A lot of goods are eligible for a simplified declaration process. In this instance, some basic details are submitted to customs and then the goods in question are presented at a port, airport, or designated inland location approved by customs. Once your goods have been cleared, they can usually be loaded or shipped without needing any further supporting documents.

It is worth noting that, although we provide a smart declaration form for a simplified declarations process, your goods may not be eligible for this. You’ll want to check the details, but please remember a simplified declarations process cannot be made for goods that:

  • Require excise duties

  • Need a full customs declaration

  • Are dealt with by Agricultural Policy and regulations
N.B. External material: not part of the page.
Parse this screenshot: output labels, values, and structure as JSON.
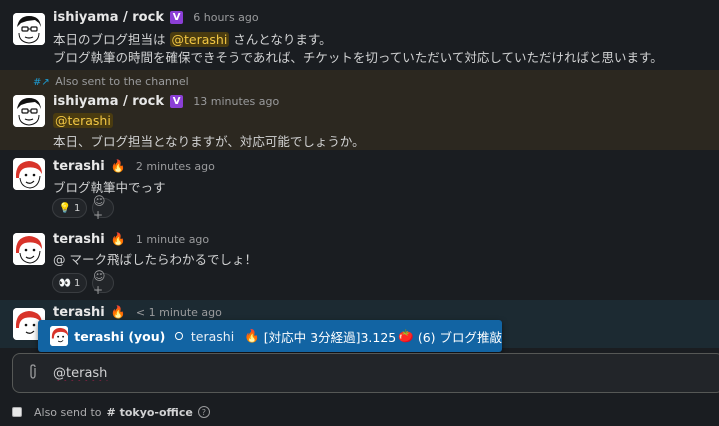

  • Require export licensing

  • Temporary Admissions (ATA)

  • Haven’t got the appropriate licenses or certificates

  • Fail to obtain HMRC authorisation.

In these instances, you will likely need to have supporting documents. The most likely reasons are that you are transporting pharmaceuticals or animal products, require special licenses or certificates, or maybe your goods are subject to further taxation. If you are unsure and need guidance with your declarations process, Smart Customs offers a call centre with a dedicated team to answer your customs questions.

Making sure you have the correct forms and documentation is important because they can often take considerable time to obtain, especially in the case of licenses and approvals. Failing to have just one document could stall the import or export of your goods for a considerable amount of time which will only further impact your business operations.

How can you make your submission of customs declarations a smoother process?

We know it can be stressful and time-consuming to go through all the different stages involved with customs declarations. Here at DTS, we’ve seen this is especially the case for post-Brexit trade, which is why we strive to ease the process in several ways. For example, Smart Customs

Lessens your workload by auto-populating up to 70% of fields in your customs declaration

  • Provides a streamlined data upload service, making it easier to submit your declaration to HMRC

  • Gives you a competitive pricing structure with no upfront costs and volume-based pricing offering discounts of up to 40%

  • Helps you keep on top of the latest changes to the customs declaration process with expert advice from Fujitsu and the Institute of Export & International Trade.

We’ll help you save time, money, and effort by making customs declarations quick and easy to manage via a self-serve online portal without complex questions or customs jargon. If you have any further questions about customs declarations then please just call us on +44 (0) 203 808 3002 Monday to Friday.